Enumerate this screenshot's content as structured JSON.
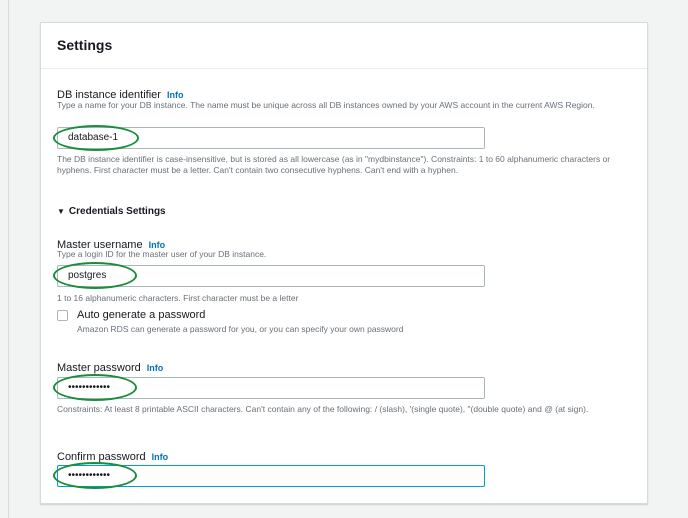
{
  "settings": {
    "title": "Settings",
    "db_identifier": {
      "label": "DB instance identifier",
      "info": "Info",
      "description": "Type a name for your DB instance. The name must be unique across all DB instances owned by your AWS account in the current AWS Region.",
      "value": "database-1",
      "constraints": "The DB instance identifier is case-insensitive, but is stored as all lowercase (as in \"mydbinstance\"). Constraints: 1 to 60 alphanumeric characters or hyphens. First character must be a letter. Can't contain two consecutive hyphens. Can't end with a hyphen."
    },
    "credentials": {
      "toggle_label": "Credentials Settings",
      "master_username": {
        "label": "Master username",
        "info": "Info",
        "description": "Type a login ID for the master user of your DB instance.",
        "value": "postgres",
        "constraints": "1 to 16 alphanumeric characters. First character must be a letter"
      },
      "auto_generate": {
        "label": "Auto generate a password",
        "description": "Amazon RDS can generate a password for you, or you can specify your own password",
        "checked": false
      },
      "master_password": {
        "label": "Master password",
        "info": "Info",
        "value": "••••••••••••",
        "constraints": "Constraints: At least 8 printable ASCII characters. Can't contain any of the following: / (slash), '(single quote), \"(double quote) and @ (at sign)."
      },
      "confirm_password": {
        "label": "Confirm password",
        "info": "Info",
        "value": "••••••••••••"
      }
    }
  },
  "colors": {
    "highlight_ellipse": "#1a8c3a",
    "info_link": "#0073bb",
    "focus_border": "#00a1c9"
  }
}
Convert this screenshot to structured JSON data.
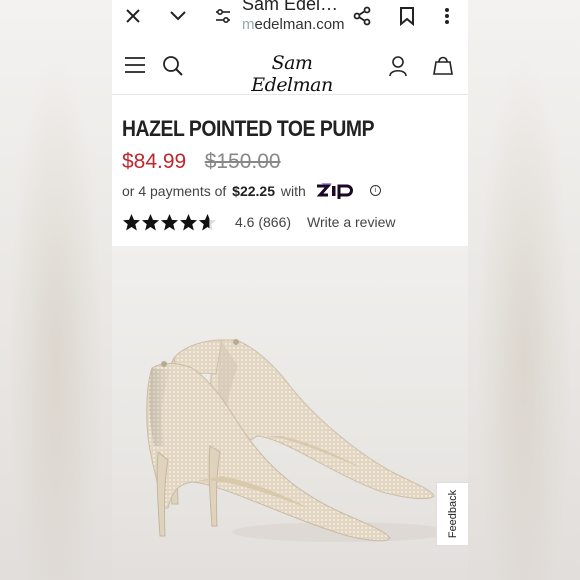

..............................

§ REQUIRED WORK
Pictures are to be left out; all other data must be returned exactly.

§ SOLUTION FOR THIS TASK
Enumerate this screenshot's content as structured JSON.
{
  "settings": {
    "title": "Settings",
    "db_identifier": {
      "label": "DB instance identifier",
      "info": "Info",
      "description": "Type a name for your DB instance. The name must be unique across all DB instances owned by your AWS account in the current AWS Region.",
      "value": "database-1",
      "constraints": "The DB instance identifier is case-insensitive, but is stored as all lowercase (as in \"mydbinstance\"). Constraints: 1 to 60 alphanumeric characters or hyphens. First character must be a letter. Can't contain two consecutive hyphens. Can't end with a hyphen."
    },
    "credentials": {
      "toggle_label": "Credentials Settings",
      "master_username": {
        "label": "Master username",
        "info": "Info",
        "description": "Type a login ID for the master user of your DB instance.",
        "value": "postgres",
        "constraints": "1 to 16 alphanumeric characters. First character must be a letter"
      },
      "auto_generate": {
        "label": "Auto generate a password",
        "description": "Amazon RDS can generate a password for you, or you can specify your own password",
        "checked": false
      },
      "master_password": {
        "label": "Master password",
        "info": "Info",
        "value": "••••••••••••",
        "constraints": "Constraints: At least 8 printable ASCII characters. Can't contain any of the following: / (slash), '(single quote), \"(double quote) and @ (at sign)."
      },
      "confirm_password": {
        "label": "Confirm password",
        "info": "Info",
        "value": "••••••••••••"
      }
    }
  },
  "colors": {
    "highlight_ellipse": "#1a8c3a",
    "info_link": "#0073bb",
    "focus_border": "#00a1c9"
  }
}
Convert this screenshot to structured JSON data.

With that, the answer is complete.